Adecco said, however, that many bosses don’t see this trend in themselves, with 29% of bosses saying they are great coaches. Similarly, only 15% of bosses think their management style is “commanding,” but 23% of employees said their boss exhibited this style most. Some 88% of employees agreed that a good boss is one who is willing to roll up their sleeves and pitch in to get the job done.
In fact, 78% of bosses say they feel closer to their teams than they did three years ago, and 61% of employees agree.
“This survey clearly shows that while the Great Recession has resulted in some stronger bonds between bosses and employees, there’s still work to be done. There is still a divide that exists between what employees want and what they feel they are getting from their leaders,” said Tig Gilliam, Chief Executive Officer of Adecco Group North America, in the news release. “What this tells us is that as businesses continue to look towards economic recovery, building up their workforces post-recession, they should be mindful of the wants and needs of their talent – gut-checking both boss and employee feedback – while keeping a watchful eye on their talent with the highest potential.”
While 37% of survey respondents reported they would want Oprah as their boss, President Barack Obama came in as a close second, with 35%. Only 4% of American employees would want former CEO of BP, Tony Hayward, as their boss, while former “American Idol” judge Simon Cowell ranked only slightly better with 8%.
Meanwhile, only 30% of employees indicated they aspire to have their boss’s job. Employees who have more responsibility outside of the office – those with children 18 or under at home – are more likely to aspire to have their boss’s job (39%, compared with 23%).
While 61% of employees consider their boss a friend, a majority of employees (82%) are not connected to their boss via a traditional social network.

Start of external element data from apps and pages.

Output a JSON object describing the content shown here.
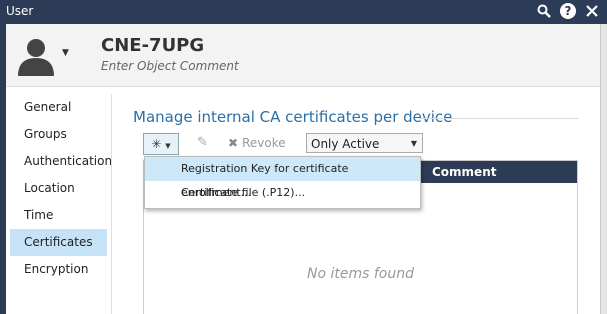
{
  "window": {
    "title": "User"
  },
  "header": {
    "object_name": "CNE-7UPG",
    "comment_placeholder": "Enter Object Comment"
  },
  "nav": {
    "items": [
      {
        "label": "General"
      },
      {
        "label": "Groups"
      },
      {
        "label": "Authentication"
      },
      {
        "label": "Location"
      },
      {
        "label": "Time"
      },
      {
        "label": "Certificates",
        "active": true
      },
      {
        "label": "Encryption"
      }
    ]
  },
  "section": {
    "title": "Manage internal CA certificates per device"
  },
  "toolbar": {
    "new_symbol": "✳",
    "revoke_label": "Revoke",
    "filter_selected": "Only Active"
  },
  "new_menu": {
    "items": [
      {
        "label": "Registration Key for certificate enrollment..."
      },
      {
        "label": "Certificate file (.P12)..."
      }
    ]
  },
  "grid": {
    "columns": [
      "Comment"
    ],
    "empty_text": "No items found"
  }
}
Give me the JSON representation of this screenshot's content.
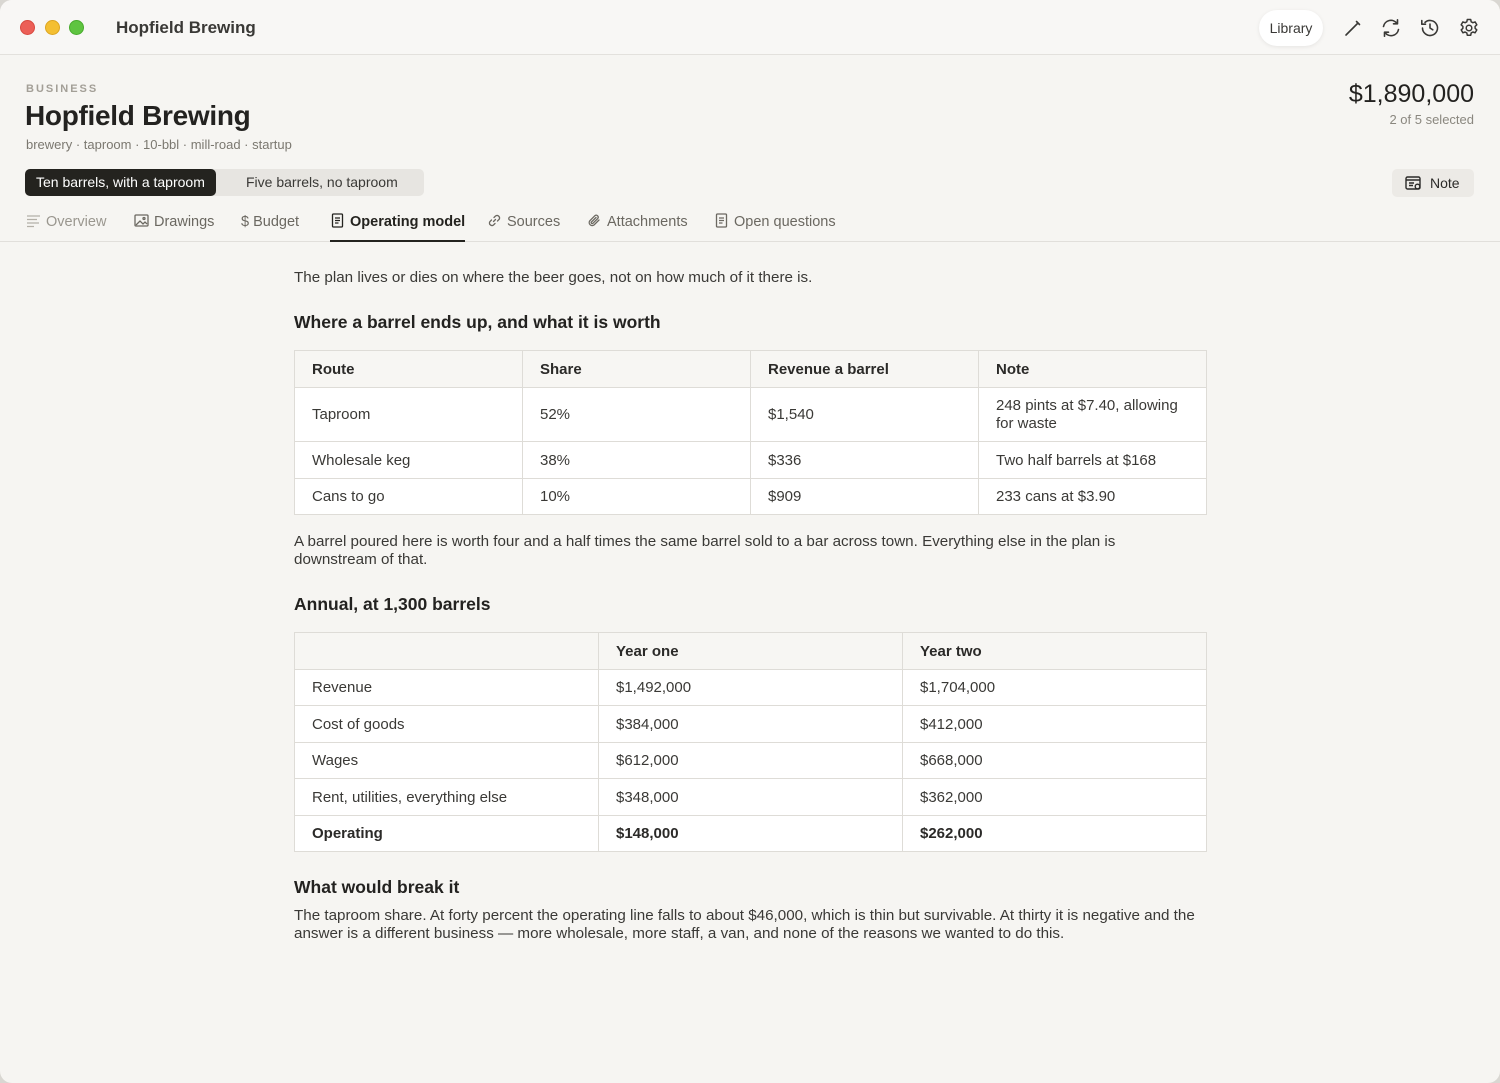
{
  "titlebar": {
    "app_title": "Hopfield Brewing",
    "library_label": "Library"
  },
  "header": {
    "eyebrow": "BUSINESS",
    "title": "Hopfield Brewing",
    "tags": "brewery · taproom · 10-bbl · mill-road · startup",
    "total": "$1,890,000",
    "selected": "2 of 5 selected"
  },
  "scenarios": [
    {
      "label": "Ten barrels, with a taproom",
      "active": true
    },
    {
      "label": "Five barrels, no taproom",
      "active": false
    }
  ],
  "note_button": "Note",
  "tabs": [
    {
      "label": "Overview",
      "icon": "lines-icon"
    },
    {
      "label": "Drawings",
      "icon": "image-icon"
    },
    {
      "label": "Budget",
      "icon": "dollar-icon"
    },
    {
      "label": "Operating model",
      "icon": "document-icon",
      "active": true
    },
    {
      "label": "Sources",
      "icon": "link-icon"
    },
    {
      "label": "Attachments",
      "icon": "paperclip-icon"
    },
    {
      "label": "Open questions",
      "icon": "document-icon"
    }
  ],
  "content": {
    "intro": "The plan lives or dies on where the beer goes, not on how much of it there is.",
    "section1_heading": "Where a barrel ends up, and what it is worth",
    "routes_table": {
      "headers": [
        "Route",
        "Share",
        "Revenue a barrel",
        "Note"
      ],
      "rows": [
        [
          "Taproom",
          "52%",
          "$1,540",
          "248 pints at $7.40, allowing for waste"
        ],
        [
          "Wholesale keg",
          "38%",
          "$336",
          "Two half barrels at $168"
        ],
        [
          "Cans to go",
          "10%",
          "$909",
          "233 cans at $3.90"
        ]
      ]
    },
    "section1_note": "A barrel poured here is worth four and a half times the same barrel sold to a bar across town. Everything else in the plan is downstream of that.",
    "section2_heading": "Annual, at 1,300 barrels",
    "annual_table": {
      "headers": [
        "",
        "Year one",
        "Year two"
      ],
      "rows": [
        [
          "Revenue",
          "$1,492,000",
          "$1,704,000"
        ],
        [
          "Cost of goods",
          "$384,000",
          "$412,000"
        ],
        [
          "Wages",
          "$612,000",
          "$668,000"
        ],
        [
          "Rent, utilities, everything else",
          "$348,000",
          "$362,000"
        ],
        [
          "Operating",
          "$148,000",
          "$262,000"
        ]
      ]
    },
    "section3_heading": "What would break it",
    "section3_text": "The taproom share. At forty percent the operating line falls to about $46,000, which is thin but survivable. At thirty it is negative and the answer is a different business — more wholesale, more staff, a van, and none of the reasons we wanted to do this."
  },
  "colors": {
    "background": "#f6f5f2",
    "active_scenario": "#24231f",
    "text": "#2b2a28"
  }
}
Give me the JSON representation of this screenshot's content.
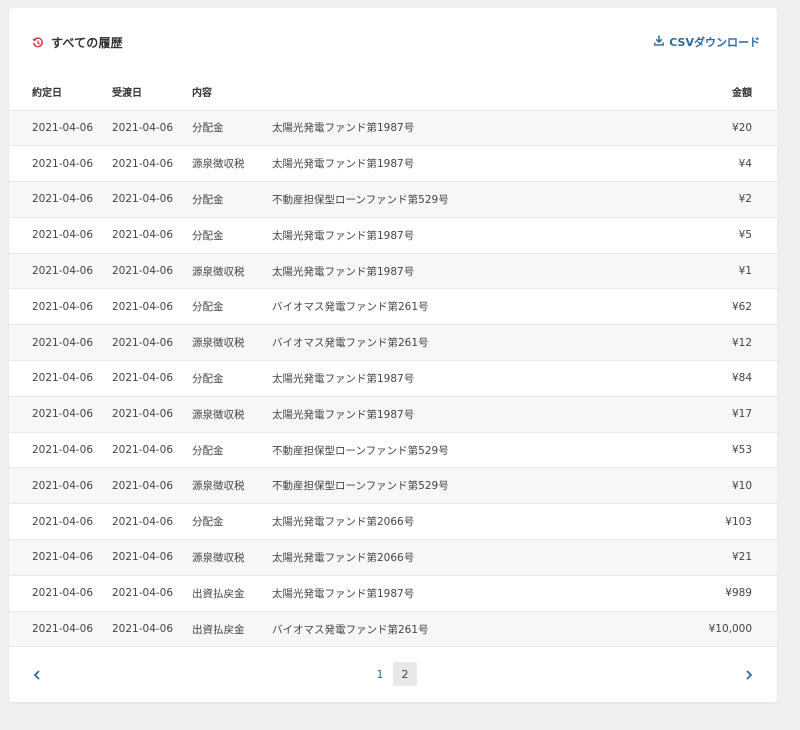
{
  "header": {
    "title": "すべての履歴",
    "csv_label": "CSVダウンロード",
    "history_icon_color": "#e0313b",
    "link_color": "#2b6a9f"
  },
  "table": {
    "columns": [
      "約定日",
      "受渡日",
      "内容",
      "",
      "金額"
    ],
    "rows": [
      [
        "2021-04-06",
        "2021-04-06",
        "分配金",
        "太陽光発電ファンド第1987号",
        "¥20"
      ],
      [
        "2021-04-06",
        "2021-04-06",
        "源泉徴収税",
        "太陽光発電ファンド第1987号",
        "¥4"
      ],
      [
        "2021-04-06",
        "2021-04-06",
        "分配金",
        "不動産担保型ローンファンド第529号",
        "¥2"
      ],
      [
        "2021-04-06",
        "2021-04-06",
        "分配金",
        "太陽光発電ファンド第1987号",
        "¥5"
      ],
      [
        "2021-04-06",
        "2021-04-06",
        "源泉徴収税",
        "太陽光発電ファンド第1987号",
        "¥1"
      ],
      [
        "2021-04-06",
        "2021-04-06",
        "分配金",
        "バイオマス発電ファンド第261号",
        "¥62"
      ],
      [
        "2021-04-06",
        "2021-04-06",
        "源泉徴収税",
        "バイオマス発電ファンド第261号",
        "¥12"
      ],
      [
        "2021-04-06",
        "2021-04-06",
        "分配金",
        "太陽光発電ファンド第1987号",
        "¥84"
      ],
      [
        "2021-04-06",
        "2021-04-06",
        "源泉徴収税",
        "太陽光発電ファンド第1987号",
        "¥17"
      ],
      [
        "2021-04-06",
        "2021-04-06",
        "分配金",
        "不動産担保型ローンファンド第529号",
        "¥53"
      ],
      [
        "2021-04-06",
        "2021-04-06",
        "源泉徴収税",
        "不動産担保型ローンファンド第529号",
        "¥10"
      ],
      [
        "2021-04-06",
        "2021-04-06",
        "分配金",
        "太陽光発電ファンド第2066号",
        "¥103"
      ],
      [
        "2021-04-06",
        "2021-04-06",
        "源泉徴収税",
        "太陽光発電ファンド第2066号",
        "¥21"
      ],
      [
        "2021-04-06",
        "2021-04-06",
        "出資払戻金",
        "太陽光発電ファンド第1987号",
        "¥989"
      ],
      [
        "2021-04-06",
        "2021-04-06",
        "出資払戻金",
        "バイオマス発電ファンド第261号",
        "¥10,000"
      ]
    ]
  },
  "pagination": {
    "pages": [
      "1",
      "2"
    ],
    "current": "2",
    "prev_icon": "chevron-left-icon",
    "next_icon": "chevron-right-icon"
  }
}
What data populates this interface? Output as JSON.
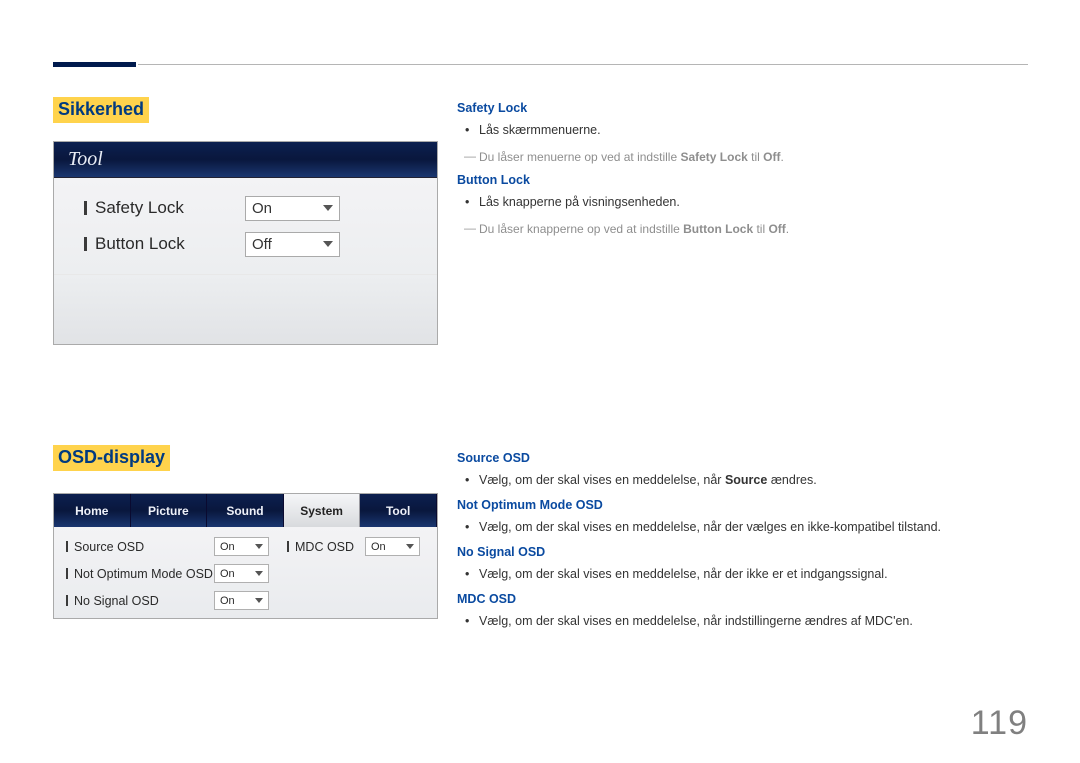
{
  "page_number": "119",
  "section1": {
    "heading": "Sikkerhed",
    "panel_title": "Tool",
    "rows": [
      {
        "label": "Safety Lock",
        "value": "On"
      },
      {
        "label": "Button Lock",
        "value": "Off"
      }
    ],
    "desc": {
      "safety_lock": {
        "heading": "Safety Lock",
        "bullet": "Lås skærmmenuerne.",
        "note_pre": "Du låser menuerne op ved at indstille ",
        "note_bold1": "Safety Lock",
        "note_mid": " til ",
        "note_bold2": "Off",
        "note_post": "."
      },
      "button_lock": {
        "heading": "Button Lock",
        "bullet": "Lås knapperne på visningsenheden.",
        "note_pre": "Du låser knapperne op ved at indstille ",
        "note_bold1": "Button Lock",
        "note_mid": " til ",
        "note_bold2": "Off",
        "note_post": "."
      }
    }
  },
  "section2": {
    "heading": "OSD-display",
    "tabs": [
      "Home",
      "Picture",
      "Sound",
      "System",
      "Tool"
    ],
    "active_tab_index": 3,
    "rows_left": [
      {
        "label": "Source OSD",
        "value": "On"
      },
      {
        "label": "Not Optimum Mode OSD",
        "value": "On"
      },
      {
        "label": "No Signal OSD",
        "value": "On"
      }
    ],
    "rows_right": [
      {
        "label": "MDC OSD",
        "value": "On"
      }
    ],
    "desc": {
      "source_osd": {
        "heading": "Source OSD",
        "bullet_pre": "Vælg, om der skal vises en meddelelse, når ",
        "bullet_bold": "Source",
        "bullet_post": " ændres."
      },
      "not_optimum": {
        "heading": "Not Optimum Mode OSD",
        "bullet": "Vælg, om der skal vises en meddelelse, når der vælges en ikke-kompatibel tilstand."
      },
      "no_signal": {
        "heading": "No Signal OSD",
        "bullet": "Vælg, om der skal vises en meddelelse, når der ikke er et indgangssignal."
      },
      "mdc_osd": {
        "heading": "MDC OSD",
        "bullet": "Vælg, om der skal vises en meddelelse, når indstillingerne ændres af MDC'en."
      }
    }
  }
}
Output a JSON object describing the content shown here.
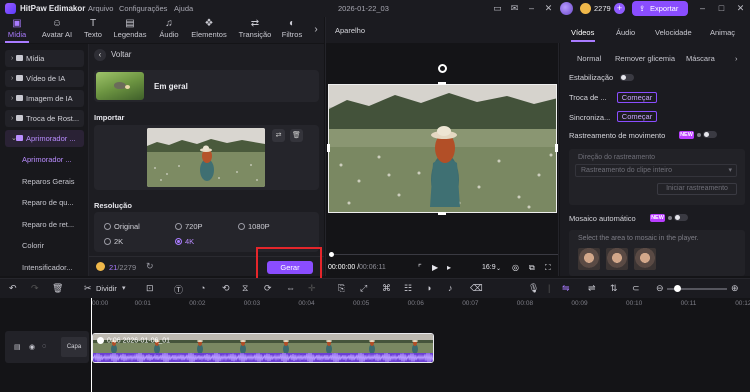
{
  "app": {
    "name": "HitPaw Edimakor",
    "menus": [
      "Arquivo",
      "Configurações",
      "Ajuda"
    ],
    "document": "2026-01-22_03",
    "credits": "2279",
    "export_label": "Exportar"
  },
  "toolbar": {
    "tabs": [
      {
        "label": "Mídia",
        "icon": "media-icon"
      },
      {
        "label": "Avatar AI",
        "icon": "avatar-icon"
      },
      {
        "label": "Texto",
        "icon": "text-icon"
      },
      {
        "label": "Legendas",
        "icon": "subtitles-icon"
      },
      {
        "label": "Áudio",
        "icon": "audio-icon"
      },
      {
        "label": "Elementos",
        "icon": "elements-icon"
      },
      {
        "label": "Transição",
        "icon": "transition-icon"
      },
      {
        "label": "Filtros",
        "icon": "filters-icon"
      }
    ],
    "active": "Mídia"
  },
  "sidebar": {
    "items": [
      {
        "label": "Mídia"
      },
      {
        "label": "Vídeo de IA"
      },
      {
        "label": "Imagem de IA"
      },
      {
        "label": "Troca de Rost..."
      },
      {
        "label": "Aprimorador ..."
      }
    ],
    "subitems": [
      "Aprimorador ...",
      "Reparos Gerais",
      "Reparo de qu...",
      "Reparo de ret...",
      "Colorir",
      "Intensificador..."
    ]
  },
  "center": {
    "back_label": "Voltar",
    "model_label": "Em geral",
    "import_label": "Importar",
    "resolution_label": "Resolução",
    "resolutions": [
      "Original",
      "720P",
      "1080P",
      "2K",
      "4K"
    ],
    "selected_resolution": "4K",
    "credits_used": "21",
    "credits_total": "/2279",
    "generate_label": "Gerar"
  },
  "player": {
    "title": "Aparelho",
    "time_current": "00:00:00",
    "time_separator": "/",
    "time_total": "00:06:11",
    "ratio": "16:9"
  },
  "right_panel": {
    "tabs": [
      "Vídeos",
      "Áudio",
      "Velocidade",
      "Animaç"
    ],
    "active_tab": "Vídeos",
    "subtabs": [
      "Normal",
      "Remover glicemia",
      "Máscara"
    ],
    "stabilization_label": "Estabilização",
    "face_swap_label": "Troca de ...",
    "sync_label": "Sincroniza...",
    "begin_label": "Começar",
    "motion_tracking_label": "Rastreamento de movimento",
    "new_badge": "NEW",
    "track_direction_label": "Direção do rastreamento",
    "track_select_value": "Rastreamento do clipe inteiro",
    "start_tracking_label": "Iniciar rastreamento",
    "auto_mosaic_label": "Mosaico automático",
    "mosaic_hint": "Select the area to mosaic in the player."
  },
  "timeline": {
    "split_label": "Dividir",
    "ruler": [
      "00:00",
      "00:01",
      "00:02",
      "00:03",
      "00:04",
      "00:05",
      "00:06",
      "00:07",
      "00:08",
      "00:09",
      "00:10",
      "00:11",
      "00:12"
    ],
    "track_label": "Capa",
    "clip_label": "0:06  2026-01-06_01"
  },
  "colors": {
    "accent": "#8a4dff",
    "highlight": "#e5262b",
    "background": "#141417"
  }
}
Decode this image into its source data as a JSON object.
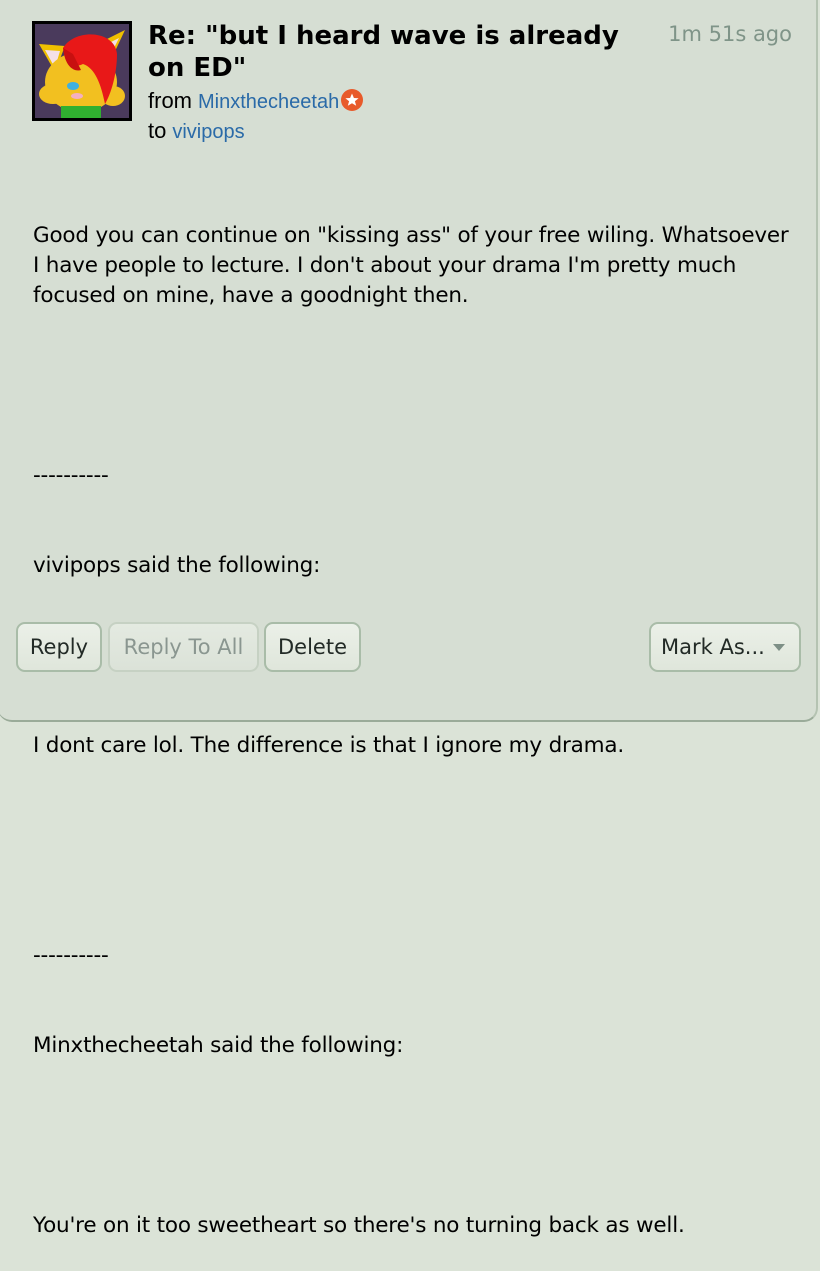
{
  "message": {
    "subject": "Re: \"but I heard wave is already on ED\"",
    "timestamp": "1m 51s ago",
    "from_label": "from",
    "from_user": "Minxthecheetah",
    "from_badge_icon": "star-badge-icon",
    "to_label": "to",
    "to_user": "vivipops",
    "avatar_icon": "user-avatar",
    "body": {
      "paragraph1": "Good you can continue on \"kissing ass\" of your free wiling. Whatsoever I have people to lecture. I don't about your drama I'm pretty much focused on mine, have a goodnight then.",
      "separator1": "----------",
      "quote1_header": "vivipops said the following:",
      "quote1_text": "I dont care lol. The difference is that I ignore my drama.",
      "separator2": "----------",
      "quote2_header": "Minxthecheetah said the following:",
      "quote2_text": "You're on it too sweetheart so there's no turning back as well."
    }
  },
  "actions": {
    "reply": "Reply",
    "reply_all": "Reply To All",
    "delete": "Delete",
    "mark_as": "Mark As..."
  },
  "colors": {
    "background": "#d6ded3",
    "link": "#2a6aa8",
    "badge": "#e85a2a",
    "timestamp": "#7f9488"
  }
}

In fact, nearly one-third (32%) of employees who are connected to their boss via a social network site wish they weren’t, and almost half (45%) of those who are connected have adjusted their privacy settings to keep certain aspects of their profile blocked from their boss.
The part of their online profile employees fear their boss seeing the most is their opinions or beliefs – via comments or posts (35%). Only 27% feel this way about photos or videos online. More than one-third (35%) of men are worried about their boss seeing their photos, compared with only 20% of women. That said, half (50%) of all women connected to their bosses online are more likely to adjust their privacy settings, compared with 40% of men.
Finally, 91% of employees think their boss respects them and they respect their boss, and 86% of employees trust their boss. However, that respect may decline as bosses get younger and employees get older; nearly three out of four (73%) employees reported they could respect and work with a boss who is under 25. Fifty-six percent of employees indicated they could work with and respect a boss 20 years younger, compared with 68% who could feel this way if their boss were 10 years younger, and 83% if their boss were five years younger.
The survey covered 1,000 American employees and bosses.